▶ REQUIRED WORK
Copy every line in the records below that contains the word "title".

(Beginning of DATASET EXTRACT)

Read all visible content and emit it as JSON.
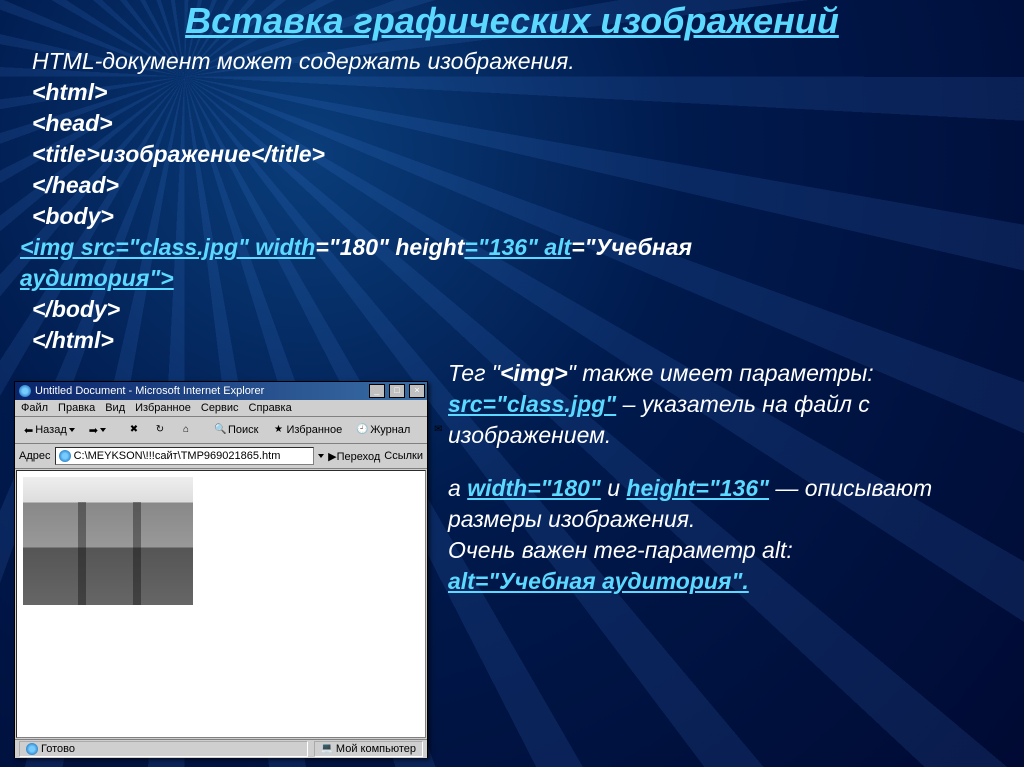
{
  "title": "Вставка графических изображений",
  "intro": "HTML-документ может содержать изображения.",
  "code": {
    "l1": "<html>",
    "l2": "<head>",
    "l3": "<title>изображение</title>",
    "l4": "</head>",
    "l5": "<body>",
    "l6a": "<img src=\"class.jpg\" width",
    "l6b": "=\"180\" height",
    "l6c": "=\"136\" alt",
    "l6d": "=\"Учебная",
    "l7": "аудитория\">",
    "l8": "</body>",
    "l9": "</html>"
  },
  "para1": {
    "t1": "Тег \"",
    "tag": "<img>",
    "t2": "\" также имеет параметры: ",
    "src": "src=\"class.jpg\"",
    "t3": " – указатель на файл с изображением."
  },
  "para2": {
    "t1": "а ",
    "w": "width=\"180\"",
    "t2": " и ",
    "h": "height=\"136\"",
    "t3": " — описывают размеры изображения."
  },
  "para3": {
    "t1": "Очень важен тег-параметр alt: ",
    "alt": "alt=\"Учебная аудитория\"."
  },
  "browser": {
    "title": "Untitled Document - Microsoft Internet Explorer",
    "menu": {
      "file": "Файл",
      "edit": "Правка",
      "view": "Вид",
      "fav": "Избранное",
      "tools": "Сервис",
      "help": "Справка"
    },
    "toolbar": {
      "back": "Назад",
      "search": "Поиск",
      "fav": "Избранное",
      "journal": "Журнал"
    },
    "addr_label": "Адрес",
    "addr_value": "C:\\MEYKSON\\!!!сайт\\TMP969021865.htm",
    "go": "Переход",
    "links": "Ссылки",
    "status_ready": "Готово",
    "status_comp": "Мой компьютер"
  }
}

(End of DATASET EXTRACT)

▶ SOLUTION TO THE PROBLEM
  "title": "Вставка графических изображений",
    "l3": "<title>изображение</title>",
    "title": "Untitled Document - Microsoft Internet Explorer",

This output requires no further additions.